- EXTRACTED RECORDS -
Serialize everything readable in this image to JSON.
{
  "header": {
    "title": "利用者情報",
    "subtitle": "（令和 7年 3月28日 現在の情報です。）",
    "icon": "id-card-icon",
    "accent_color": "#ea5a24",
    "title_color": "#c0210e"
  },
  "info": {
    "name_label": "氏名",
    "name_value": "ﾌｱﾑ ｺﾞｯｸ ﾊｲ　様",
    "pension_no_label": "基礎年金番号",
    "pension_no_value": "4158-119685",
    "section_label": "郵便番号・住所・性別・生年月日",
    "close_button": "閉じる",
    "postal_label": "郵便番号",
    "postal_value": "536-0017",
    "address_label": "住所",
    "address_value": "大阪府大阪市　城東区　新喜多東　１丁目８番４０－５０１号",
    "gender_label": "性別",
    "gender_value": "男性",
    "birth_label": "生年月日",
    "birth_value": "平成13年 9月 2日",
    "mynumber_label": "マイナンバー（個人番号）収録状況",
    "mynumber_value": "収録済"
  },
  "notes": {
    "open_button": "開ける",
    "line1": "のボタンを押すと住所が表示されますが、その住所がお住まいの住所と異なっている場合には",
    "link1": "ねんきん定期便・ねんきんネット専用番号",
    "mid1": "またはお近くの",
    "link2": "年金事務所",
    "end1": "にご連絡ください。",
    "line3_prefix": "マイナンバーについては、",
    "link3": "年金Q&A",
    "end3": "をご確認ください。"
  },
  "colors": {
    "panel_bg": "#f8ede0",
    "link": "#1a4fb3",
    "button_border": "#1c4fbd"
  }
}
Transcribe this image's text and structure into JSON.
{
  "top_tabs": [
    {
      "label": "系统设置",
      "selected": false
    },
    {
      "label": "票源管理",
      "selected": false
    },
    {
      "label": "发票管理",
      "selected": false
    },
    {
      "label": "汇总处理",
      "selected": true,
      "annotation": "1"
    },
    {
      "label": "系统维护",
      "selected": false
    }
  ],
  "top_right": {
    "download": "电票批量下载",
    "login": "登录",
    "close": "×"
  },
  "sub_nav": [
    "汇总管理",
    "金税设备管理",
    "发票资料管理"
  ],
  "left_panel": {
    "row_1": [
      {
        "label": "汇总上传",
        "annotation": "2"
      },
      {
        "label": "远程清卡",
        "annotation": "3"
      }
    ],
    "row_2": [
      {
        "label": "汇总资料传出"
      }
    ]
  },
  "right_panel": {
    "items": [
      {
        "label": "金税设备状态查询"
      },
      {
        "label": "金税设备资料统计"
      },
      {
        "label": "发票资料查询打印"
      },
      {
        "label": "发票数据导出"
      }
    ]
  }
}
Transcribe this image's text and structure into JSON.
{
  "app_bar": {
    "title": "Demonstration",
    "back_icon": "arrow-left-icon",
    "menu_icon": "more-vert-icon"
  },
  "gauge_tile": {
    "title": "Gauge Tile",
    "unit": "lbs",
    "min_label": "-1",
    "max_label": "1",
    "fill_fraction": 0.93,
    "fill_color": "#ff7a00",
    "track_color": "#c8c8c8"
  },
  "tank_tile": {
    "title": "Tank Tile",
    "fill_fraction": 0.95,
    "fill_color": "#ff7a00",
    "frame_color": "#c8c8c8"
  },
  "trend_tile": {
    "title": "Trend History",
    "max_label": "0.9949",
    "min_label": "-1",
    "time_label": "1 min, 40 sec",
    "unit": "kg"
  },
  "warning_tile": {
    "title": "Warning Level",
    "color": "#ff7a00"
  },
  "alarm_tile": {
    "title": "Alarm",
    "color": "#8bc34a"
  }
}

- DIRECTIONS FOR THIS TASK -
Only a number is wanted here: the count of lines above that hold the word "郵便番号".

- WORKED SOLUTION -
2